I have a leadership role in our local board and sometimes field calls from our members looking for advice. An agent called me recently to complain that his broker was requiring him to upload documents online and produce a fully electronic file for compliance purposes.
He had switched to that office because they had extremely low fees. He wanted an admin or staff member to create his electronic files so he could get paid, but he didn’t understand that his flat fee model didn’t cover that service.
There will always be agents looking for cheaper and cheaper places to hang a license. Some agents want and need an office staffed with a marketing center and transaction coordinators. Others will do just fine with an online-only model or one with limited services offered. But agents can’t have it both ways.
Brokers of all brands — independents and franchises — face this challenge. You have to prove your value to your agents to keep them at your office, and you must convince recruits that you have more to offer than the guy down the street. This is extremely hard to do with agents who are focused only on the monthly fee or split.
This always was a challenge, but as we move from 2020 into 2021, it became magnified. Agents are looking now at what they have made so far this year and calculating what they may be taking home for 2020. Some will leave the business at the end of the year. Some are looking to make a brokerage switch.

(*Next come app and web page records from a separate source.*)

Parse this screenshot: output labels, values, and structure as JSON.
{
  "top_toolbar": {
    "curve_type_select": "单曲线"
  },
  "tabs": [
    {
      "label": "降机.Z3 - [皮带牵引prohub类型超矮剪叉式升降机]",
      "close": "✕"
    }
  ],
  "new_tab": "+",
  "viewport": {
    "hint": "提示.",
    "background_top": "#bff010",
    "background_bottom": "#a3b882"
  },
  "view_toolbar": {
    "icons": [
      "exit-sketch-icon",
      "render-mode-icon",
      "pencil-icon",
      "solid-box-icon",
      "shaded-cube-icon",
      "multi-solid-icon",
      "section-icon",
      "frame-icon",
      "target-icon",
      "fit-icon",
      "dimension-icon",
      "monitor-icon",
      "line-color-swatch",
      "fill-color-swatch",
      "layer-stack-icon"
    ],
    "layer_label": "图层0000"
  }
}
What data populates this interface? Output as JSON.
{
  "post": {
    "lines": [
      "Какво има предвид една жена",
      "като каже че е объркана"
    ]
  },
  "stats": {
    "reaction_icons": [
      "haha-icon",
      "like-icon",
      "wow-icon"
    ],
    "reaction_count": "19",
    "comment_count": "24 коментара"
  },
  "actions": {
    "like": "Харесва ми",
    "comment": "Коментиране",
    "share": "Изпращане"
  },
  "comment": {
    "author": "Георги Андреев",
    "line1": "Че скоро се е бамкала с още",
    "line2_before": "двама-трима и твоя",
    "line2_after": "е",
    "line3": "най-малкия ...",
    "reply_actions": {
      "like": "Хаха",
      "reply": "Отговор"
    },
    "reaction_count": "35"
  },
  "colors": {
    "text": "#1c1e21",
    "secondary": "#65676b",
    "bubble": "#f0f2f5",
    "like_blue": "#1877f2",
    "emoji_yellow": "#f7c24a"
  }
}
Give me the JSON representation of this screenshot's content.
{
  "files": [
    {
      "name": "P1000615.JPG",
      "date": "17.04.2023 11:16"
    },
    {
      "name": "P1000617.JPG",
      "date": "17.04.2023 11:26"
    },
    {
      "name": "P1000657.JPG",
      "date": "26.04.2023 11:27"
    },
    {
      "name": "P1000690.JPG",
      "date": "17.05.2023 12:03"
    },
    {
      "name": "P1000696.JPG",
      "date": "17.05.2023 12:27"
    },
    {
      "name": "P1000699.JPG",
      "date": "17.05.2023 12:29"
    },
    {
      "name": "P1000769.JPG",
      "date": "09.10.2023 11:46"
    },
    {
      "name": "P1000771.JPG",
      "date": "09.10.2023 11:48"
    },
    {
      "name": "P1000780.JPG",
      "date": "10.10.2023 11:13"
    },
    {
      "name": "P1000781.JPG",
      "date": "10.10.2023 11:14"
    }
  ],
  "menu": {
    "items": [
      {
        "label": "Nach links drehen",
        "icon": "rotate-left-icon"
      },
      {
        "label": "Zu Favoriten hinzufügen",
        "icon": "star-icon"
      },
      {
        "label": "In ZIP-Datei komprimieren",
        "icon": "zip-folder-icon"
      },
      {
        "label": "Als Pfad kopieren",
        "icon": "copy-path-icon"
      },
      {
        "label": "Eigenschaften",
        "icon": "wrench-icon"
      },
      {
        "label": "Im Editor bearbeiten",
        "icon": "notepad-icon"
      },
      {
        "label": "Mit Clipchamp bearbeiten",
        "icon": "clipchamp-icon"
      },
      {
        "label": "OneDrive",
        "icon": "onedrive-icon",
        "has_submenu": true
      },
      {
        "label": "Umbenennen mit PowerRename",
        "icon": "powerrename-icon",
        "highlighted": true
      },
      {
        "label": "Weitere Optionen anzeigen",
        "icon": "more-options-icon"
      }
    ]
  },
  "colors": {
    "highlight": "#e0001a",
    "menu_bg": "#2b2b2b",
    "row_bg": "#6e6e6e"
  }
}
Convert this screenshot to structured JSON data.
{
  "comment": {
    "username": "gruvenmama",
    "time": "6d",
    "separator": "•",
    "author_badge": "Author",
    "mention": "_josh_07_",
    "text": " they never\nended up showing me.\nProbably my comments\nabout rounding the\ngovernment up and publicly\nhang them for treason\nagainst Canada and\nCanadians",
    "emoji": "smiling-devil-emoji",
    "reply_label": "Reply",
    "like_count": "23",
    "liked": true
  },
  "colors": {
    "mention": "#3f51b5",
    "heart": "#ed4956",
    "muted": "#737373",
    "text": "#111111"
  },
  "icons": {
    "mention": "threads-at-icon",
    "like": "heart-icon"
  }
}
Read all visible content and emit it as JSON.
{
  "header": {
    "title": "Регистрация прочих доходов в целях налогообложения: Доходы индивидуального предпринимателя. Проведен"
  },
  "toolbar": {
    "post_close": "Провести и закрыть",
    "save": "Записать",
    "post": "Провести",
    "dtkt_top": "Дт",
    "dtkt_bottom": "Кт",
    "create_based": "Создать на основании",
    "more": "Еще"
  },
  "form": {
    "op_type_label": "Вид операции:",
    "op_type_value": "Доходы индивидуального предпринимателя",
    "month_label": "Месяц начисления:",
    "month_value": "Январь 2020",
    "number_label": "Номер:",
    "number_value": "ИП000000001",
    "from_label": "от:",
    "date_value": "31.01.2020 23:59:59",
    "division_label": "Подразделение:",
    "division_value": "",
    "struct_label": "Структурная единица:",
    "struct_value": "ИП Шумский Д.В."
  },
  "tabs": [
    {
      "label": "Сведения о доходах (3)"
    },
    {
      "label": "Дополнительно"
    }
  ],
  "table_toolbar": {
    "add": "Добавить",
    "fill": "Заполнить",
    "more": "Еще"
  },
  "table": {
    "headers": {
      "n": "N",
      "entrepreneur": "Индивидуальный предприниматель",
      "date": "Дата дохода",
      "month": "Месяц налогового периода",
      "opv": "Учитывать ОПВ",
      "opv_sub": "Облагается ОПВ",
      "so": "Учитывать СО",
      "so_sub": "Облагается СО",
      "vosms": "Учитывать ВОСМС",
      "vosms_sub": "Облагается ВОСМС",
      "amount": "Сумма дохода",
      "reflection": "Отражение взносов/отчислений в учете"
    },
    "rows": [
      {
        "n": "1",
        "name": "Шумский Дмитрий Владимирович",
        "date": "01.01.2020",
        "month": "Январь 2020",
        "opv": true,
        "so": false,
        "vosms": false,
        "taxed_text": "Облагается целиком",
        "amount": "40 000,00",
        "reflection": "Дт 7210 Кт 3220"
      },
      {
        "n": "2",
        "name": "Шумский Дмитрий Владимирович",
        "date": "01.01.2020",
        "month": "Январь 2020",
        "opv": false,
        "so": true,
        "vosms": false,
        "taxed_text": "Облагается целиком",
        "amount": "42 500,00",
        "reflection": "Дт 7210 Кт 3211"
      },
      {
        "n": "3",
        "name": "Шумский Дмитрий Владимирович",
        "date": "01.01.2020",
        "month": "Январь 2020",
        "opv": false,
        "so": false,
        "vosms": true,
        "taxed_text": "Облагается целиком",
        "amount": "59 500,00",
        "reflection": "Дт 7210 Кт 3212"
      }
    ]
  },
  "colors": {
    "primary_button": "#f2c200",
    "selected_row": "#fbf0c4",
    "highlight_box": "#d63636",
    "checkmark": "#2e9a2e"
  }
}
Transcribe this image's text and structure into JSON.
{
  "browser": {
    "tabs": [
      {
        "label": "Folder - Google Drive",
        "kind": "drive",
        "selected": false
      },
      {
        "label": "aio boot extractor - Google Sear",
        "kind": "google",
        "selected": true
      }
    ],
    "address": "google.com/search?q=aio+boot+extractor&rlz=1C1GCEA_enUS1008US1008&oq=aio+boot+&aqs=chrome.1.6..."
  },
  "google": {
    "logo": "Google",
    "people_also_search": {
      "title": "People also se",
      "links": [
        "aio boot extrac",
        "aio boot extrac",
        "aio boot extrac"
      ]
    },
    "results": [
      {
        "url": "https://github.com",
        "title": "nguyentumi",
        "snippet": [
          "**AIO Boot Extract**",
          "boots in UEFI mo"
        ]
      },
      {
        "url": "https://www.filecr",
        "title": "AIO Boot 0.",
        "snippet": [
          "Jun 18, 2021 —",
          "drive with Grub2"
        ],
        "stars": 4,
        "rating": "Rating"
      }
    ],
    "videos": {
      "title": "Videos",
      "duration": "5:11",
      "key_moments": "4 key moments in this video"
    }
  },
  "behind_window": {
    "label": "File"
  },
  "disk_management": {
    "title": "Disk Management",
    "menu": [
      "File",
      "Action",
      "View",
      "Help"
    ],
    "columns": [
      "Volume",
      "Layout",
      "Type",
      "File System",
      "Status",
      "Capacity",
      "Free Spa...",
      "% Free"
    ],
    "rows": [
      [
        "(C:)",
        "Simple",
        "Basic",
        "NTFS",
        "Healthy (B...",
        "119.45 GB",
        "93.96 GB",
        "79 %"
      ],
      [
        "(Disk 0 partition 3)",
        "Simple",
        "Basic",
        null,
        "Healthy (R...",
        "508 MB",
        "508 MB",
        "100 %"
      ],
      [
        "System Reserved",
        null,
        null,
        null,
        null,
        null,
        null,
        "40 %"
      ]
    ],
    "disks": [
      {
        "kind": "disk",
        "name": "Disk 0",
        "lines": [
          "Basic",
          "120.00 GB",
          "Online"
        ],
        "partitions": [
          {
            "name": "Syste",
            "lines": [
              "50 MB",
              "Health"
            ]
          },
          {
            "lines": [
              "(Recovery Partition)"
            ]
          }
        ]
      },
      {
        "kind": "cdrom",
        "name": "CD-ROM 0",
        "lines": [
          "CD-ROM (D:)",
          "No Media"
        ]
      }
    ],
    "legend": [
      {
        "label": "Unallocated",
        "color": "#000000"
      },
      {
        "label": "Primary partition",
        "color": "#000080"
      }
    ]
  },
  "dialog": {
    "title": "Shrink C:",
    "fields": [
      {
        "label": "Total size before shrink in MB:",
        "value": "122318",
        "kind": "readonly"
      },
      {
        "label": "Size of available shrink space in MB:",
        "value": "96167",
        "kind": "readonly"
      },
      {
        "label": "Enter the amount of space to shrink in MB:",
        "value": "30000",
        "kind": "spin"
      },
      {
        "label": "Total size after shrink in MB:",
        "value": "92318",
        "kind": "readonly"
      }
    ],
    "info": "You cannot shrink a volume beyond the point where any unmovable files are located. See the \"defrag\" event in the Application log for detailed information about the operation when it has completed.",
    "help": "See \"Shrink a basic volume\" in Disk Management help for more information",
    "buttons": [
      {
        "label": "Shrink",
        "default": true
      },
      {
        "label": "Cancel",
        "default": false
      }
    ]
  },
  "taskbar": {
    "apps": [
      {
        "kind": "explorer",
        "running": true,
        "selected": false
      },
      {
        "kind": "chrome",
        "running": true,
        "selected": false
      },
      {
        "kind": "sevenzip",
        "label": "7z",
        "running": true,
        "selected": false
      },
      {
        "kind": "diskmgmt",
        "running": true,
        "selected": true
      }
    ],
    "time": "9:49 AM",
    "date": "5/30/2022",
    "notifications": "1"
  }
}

Now is the time to take inventory of your team. Run each agent’s 2020 numbers year to date. Where are they in respect to their goals? (You do know each agent’s goals, right?) Whose numbers are off, and how much? What is going on in your team?
I urge you to touch base with each and every agent to see how they’re feeling right now and how you can help them finish up the year on a positive note. Do you even know what’s going on with your agents’ work-life balance or home situation? We’re in such unfamiliar territory right now.
For example, look at your agents who have school-age children. How are they handling back to school? I’m in the middle of trying to hire a new admin staffer and keep running into people who are unemployed yet can’t come into the office because of child care issues. I’m watching my agents juggle home-schooling and hybrid school arrangements and closings. Everyone is stressed.
Life is so complex right now. If you want to keep your team intact — let alone grow it in numbers — you need to keep your finger on the pulse of what’s going on. The fourth quarter is coming up quickly, and typically, brokers hit the recruitment circuit right about now.
Before you do that, take a long hard look at your own operation. Make sure your own house is in order and that you’re taking care of your staff and agents.